======== SUPPLIED ENTRIES

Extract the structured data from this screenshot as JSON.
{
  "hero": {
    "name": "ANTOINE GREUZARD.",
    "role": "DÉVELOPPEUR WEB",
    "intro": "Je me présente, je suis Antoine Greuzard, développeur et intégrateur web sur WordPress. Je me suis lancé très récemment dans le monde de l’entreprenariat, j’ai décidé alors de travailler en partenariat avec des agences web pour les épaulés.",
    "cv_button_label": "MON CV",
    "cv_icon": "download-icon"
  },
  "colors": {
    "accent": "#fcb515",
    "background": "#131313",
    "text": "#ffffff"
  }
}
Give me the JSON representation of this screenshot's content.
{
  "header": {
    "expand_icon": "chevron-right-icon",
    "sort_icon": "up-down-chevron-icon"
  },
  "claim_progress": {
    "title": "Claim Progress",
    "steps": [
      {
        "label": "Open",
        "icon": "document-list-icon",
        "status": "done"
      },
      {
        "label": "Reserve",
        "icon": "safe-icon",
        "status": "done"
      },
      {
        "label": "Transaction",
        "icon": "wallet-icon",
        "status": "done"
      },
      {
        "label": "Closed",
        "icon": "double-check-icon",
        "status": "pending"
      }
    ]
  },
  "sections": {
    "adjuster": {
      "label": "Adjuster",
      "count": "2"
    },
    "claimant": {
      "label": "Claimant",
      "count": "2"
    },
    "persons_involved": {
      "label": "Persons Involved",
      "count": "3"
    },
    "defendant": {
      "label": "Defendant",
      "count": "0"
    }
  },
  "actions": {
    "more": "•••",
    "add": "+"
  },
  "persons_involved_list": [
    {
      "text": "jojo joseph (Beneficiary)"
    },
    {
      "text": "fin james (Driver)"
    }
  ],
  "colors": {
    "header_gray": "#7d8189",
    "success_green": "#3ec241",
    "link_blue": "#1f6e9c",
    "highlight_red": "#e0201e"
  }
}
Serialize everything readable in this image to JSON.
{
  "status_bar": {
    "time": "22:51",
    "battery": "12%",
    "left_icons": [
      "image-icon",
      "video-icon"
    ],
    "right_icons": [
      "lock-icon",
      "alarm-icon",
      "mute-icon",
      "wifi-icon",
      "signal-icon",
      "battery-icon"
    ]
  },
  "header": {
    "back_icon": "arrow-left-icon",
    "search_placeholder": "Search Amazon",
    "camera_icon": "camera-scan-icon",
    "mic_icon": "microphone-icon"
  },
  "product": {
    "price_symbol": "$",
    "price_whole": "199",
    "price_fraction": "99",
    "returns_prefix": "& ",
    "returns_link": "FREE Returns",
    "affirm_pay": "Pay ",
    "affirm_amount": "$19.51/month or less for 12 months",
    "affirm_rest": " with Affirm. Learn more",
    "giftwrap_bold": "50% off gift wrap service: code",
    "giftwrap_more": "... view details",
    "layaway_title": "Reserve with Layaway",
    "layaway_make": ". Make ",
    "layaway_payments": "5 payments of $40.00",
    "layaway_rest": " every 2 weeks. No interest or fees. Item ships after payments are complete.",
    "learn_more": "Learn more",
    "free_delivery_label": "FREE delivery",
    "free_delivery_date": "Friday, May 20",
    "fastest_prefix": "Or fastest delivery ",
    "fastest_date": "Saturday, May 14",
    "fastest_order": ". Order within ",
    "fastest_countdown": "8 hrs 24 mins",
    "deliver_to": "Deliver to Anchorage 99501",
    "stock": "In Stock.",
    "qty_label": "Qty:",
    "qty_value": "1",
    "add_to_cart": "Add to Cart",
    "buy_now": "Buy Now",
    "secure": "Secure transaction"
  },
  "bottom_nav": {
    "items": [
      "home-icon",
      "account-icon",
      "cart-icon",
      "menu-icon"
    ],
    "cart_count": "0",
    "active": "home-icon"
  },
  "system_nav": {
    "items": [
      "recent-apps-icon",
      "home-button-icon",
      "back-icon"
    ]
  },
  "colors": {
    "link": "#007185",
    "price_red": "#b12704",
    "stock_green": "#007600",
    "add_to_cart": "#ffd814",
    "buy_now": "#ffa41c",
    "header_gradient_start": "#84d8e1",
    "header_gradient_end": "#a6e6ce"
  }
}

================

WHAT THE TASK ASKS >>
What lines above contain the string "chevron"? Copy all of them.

OUTPUT FOR THIS EXERCISE >>
    "expand_icon": "chevron-right-icon",
    "sort_icon": "up-down-chevron-icon"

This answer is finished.